  45. p MinPts = 5 Eps = 1 cm q Density-Based Clustering: Background • Two parameters: • Epsilon (Eps): Maximum radius of the neighbourhood • MinPts: Minimum number of points in an Epsilon-neighbourhood of that point • NEps(p): {q belongs to D | dist(p,q) <= Eps} • Directly density-reachable: A point p is directly density-reachable from a point q wrt. Eps, MinPts if • 1) p belongs to NEps(q) • 2) core point condition: |NEps (q)| >= MinPts

  46. p q o Density-Based Clustering: Background (II) • Density-reachable: • A point p is density-reachable from a point q wrt. Eps, MinPts if there is a chain of points p1, …, pn, p1 = q, pn = p such that pi+1 is directly density-reachable from pi • Density-connected • A point p is density-connected to a point q wrt. Eps, MinPts if there is a point o such that both, p and q are density-reachable from o wrt. Eps and MinPts. p p1 q
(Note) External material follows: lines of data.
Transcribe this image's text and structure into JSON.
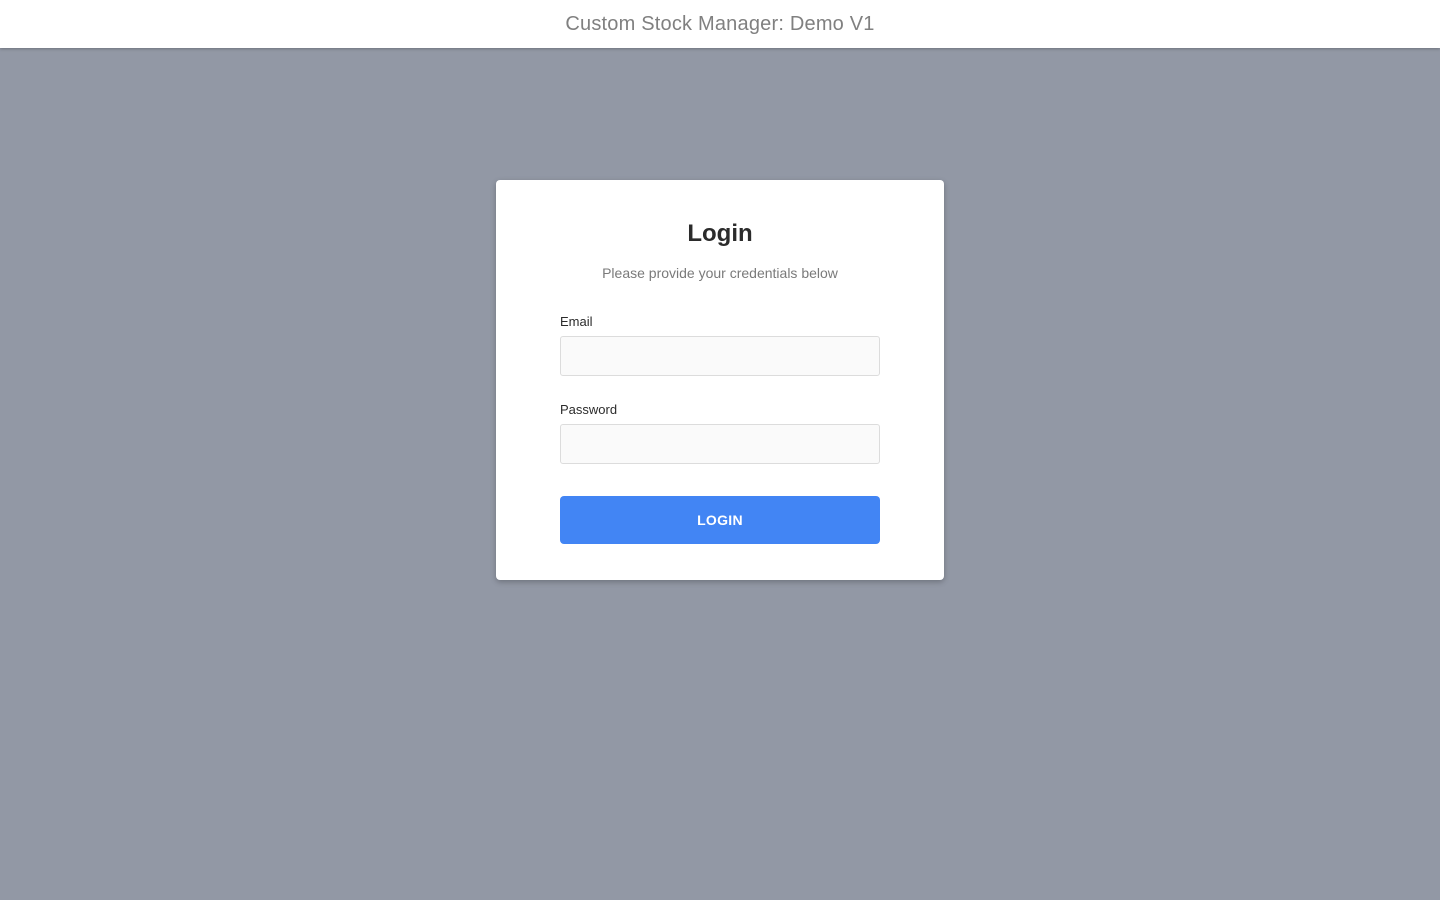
{
  "app": {
    "title": "Custom Stock Manager: Demo V1"
  },
  "login": {
    "heading": "Login",
    "subtitle": "Please provide your credentials below",
    "email": {
      "label": "Email",
      "value": "",
      "placeholder": ""
    },
    "password": {
      "label": "Password",
      "value": "",
      "placeholder": ""
    },
    "submit_label": "LOGIN"
  },
  "colors": {
    "page_background": "#9298a5",
    "card_background": "#ffffff",
    "primary_button": "#4285f4",
    "header_text": "#808080"
  }
}
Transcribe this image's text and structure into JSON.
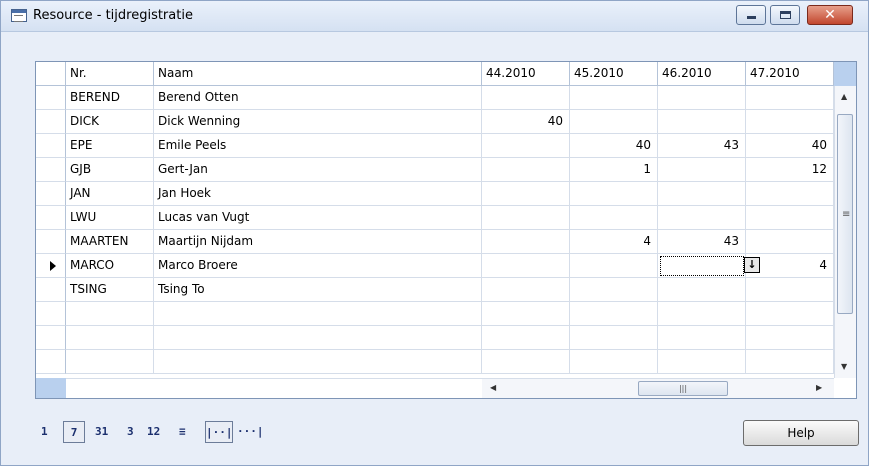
{
  "window": {
    "title": "Resource - tijdregistratie",
    "close_glyph": "✕"
  },
  "columns": [
    "Nr.",
    "Naam",
    "44.2010",
    "45.2010",
    "46.2010",
    "47.2010"
  ],
  "rows": [
    {
      "nr": "BEREND",
      "naam": "Berend Otten",
      "w44": "",
      "w45": "",
      "w46": "",
      "w47": ""
    },
    {
      "nr": "DICK",
      "naam": "Dick Wenning",
      "w44": "40",
      "w45": "",
      "w46": "",
      "w47": ""
    },
    {
      "nr": "EPE",
      "naam": "Emile Peels",
      "w44": "",
      "w45": "40",
      "w46": "43",
      "w47": "40"
    },
    {
      "nr": "GJB",
      "naam": "Gert-Jan",
      "w44": "",
      "w45": "1",
      "w46": "",
      "w47": "12"
    },
    {
      "nr": "JAN",
      "naam": "Jan Hoek",
      "w44": "",
      "w45": "",
      "w46": "",
      "w47": ""
    },
    {
      "nr": "LWU",
      "naam": "Lucas van Vugt",
      "w44": "",
      "w45": "",
      "w46": "",
      "w47": ""
    },
    {
      "nr": "MAARTEN",
      "naam": "Maartijn Nijdam",
      "w44": "",
      "w45": "4",
      "w46": "43",
      "w47": ""
    },
    {
      "nr": "MARCO",
      "naam": "Marco Broere",
      "w44": "",
      "w45": "",
      "w46": "",
      "w47": "4"
    },
    {
      "nr": "TSING",
      "naam": "Tsing To",
      "w44": "",
      "w45": "",
      "w46": "",
      "w47": ""
    }
  ],
  "active_row_index": 7,
  "toolbar": {
    "day": "1",
    "week": "7",
    "month": "31",
    "quarter": "3",
    "year": "12",
    "period": "≡",
    "net_change": "|··|",
    "balance": "···|"
  },
  "help_label": "Help"
}
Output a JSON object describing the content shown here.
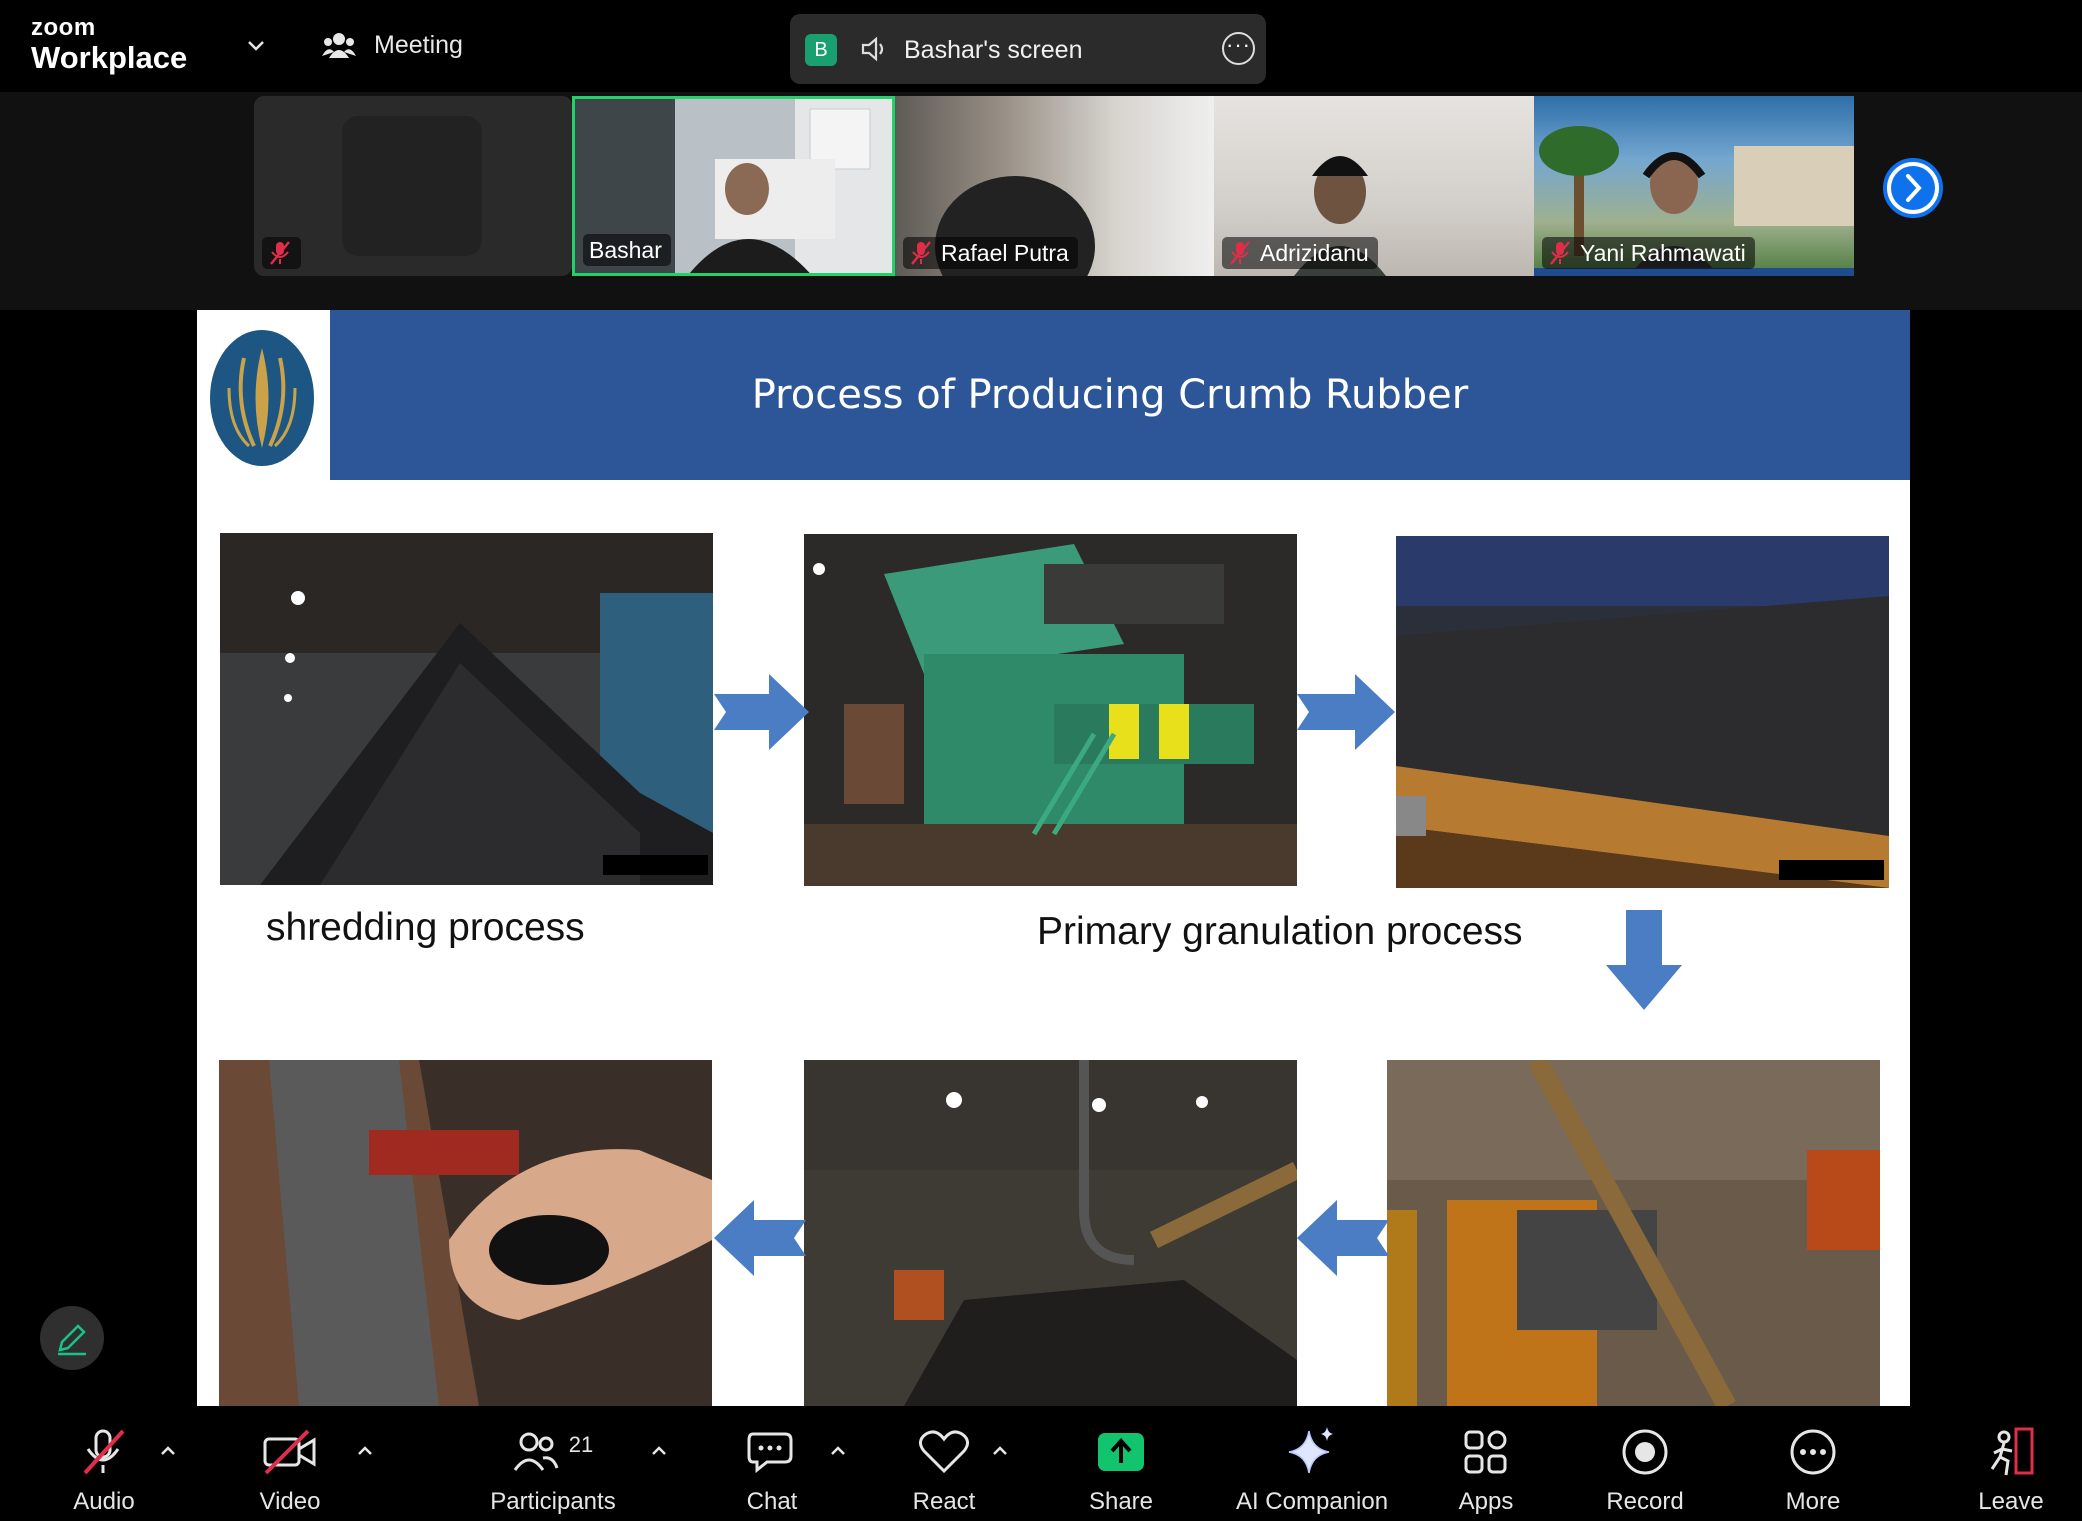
{
  "app": {
    "logo_top": "zoom",
    "logo_bottom": "Workplace",
    "meeting_label": "Meeting"
  },
  "share_pill": {
    "avatar_letter": "B",
    "label": "Bashar's screen"
  },
  "participants_strip": [
    {
      "name": "",
      "muted": true,
      "video": false
    },
    {
      "name": "Bashar",
      "muted": false,
      "active_speaker": true
    },
    {
      "name": "Rafael Putra",
      "muted": true
    },
    {
      "name": "Adrizidanu",
      "muted": true
    },
    {
      "name": "Yani Rahmawati",
      "muted": true
    }
  ],
  "slide": {
    "title": "Process of Producing Crumb Rubber",
    "caption_shredding": "shredding process",
    "caption_granulation": "Primary granulation process",
    "header_color": "#2c5698",
    "arrow_color": "#4a7dc4"
  },
  "toolbar": {
    "audio": "Audio",
    "video": "Video",
    "participants": "Participants",
    "participants_count": "21",
    "chat": "Chat",
    "react": "React",
    "share": "Share",
    "ai_companion": "AI Companion",
    "apps": "Apps",
    "record": "Record",
    "more": "More",
    "leave": "Leave"
  },
  "colors": {
    "accent_green": "#23d16b",
    "share_green": "#12c46e",
    "brand_blue": "#0e72ed",
    "muted_red": "#e02d4a"
  }
}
  47. Outlier Border Eps = 1cm MinPts = 5 Core DBSCAN: Density Based Spatial Clustering of Applications with Noise • Relies on a density-based notion of cluster: A cluster is defined as a maximal set of density-connected points • Discovers clusters of arbitrary shape in spatial databases with noise

  48. DBSCAN: The Algorithm • Arbitrary select a point p • Retrieve all points density-reachable from p wrt Eps and MinPts. • If p is a core point, a cluster is formed. • If p is a border point, no points are density-reachable from p and DBSCAN visits the next point of the database. • Continue the process until all of the points have been processed.

  49. OPTICS: A Cluster-Ordering Method (1999) • OPTICS: Ordering Points To Identify the Clustering Structure • Ankerst, Breunig, Kriegel, and Sander (SIGMOD’99) • Produces a special order of the database wrt its density-based clustering structure • This cluster-ordering contains info equiv to the density-based clusterings corresponding to a broad range of parameter settings • Good for both automatic and interactive cluster analysis, including finding intrinsic clustering structure • Can be represented graphically or using visualization techniques

  50. OPTICS: Some Extension from DBSCAN • Index-based: • k = number of dimensions • N = 20 • p = 75% • M = N(1-p) = 5 • Complexity: O(kN2) • Core Distance • Reachability Distance D p1 o p2 o Max (core-distance (o), d (o, p)) r(p1, o) = 2.8cm. r(p2,o) = 4cm MinPts = 5 e = 3 cm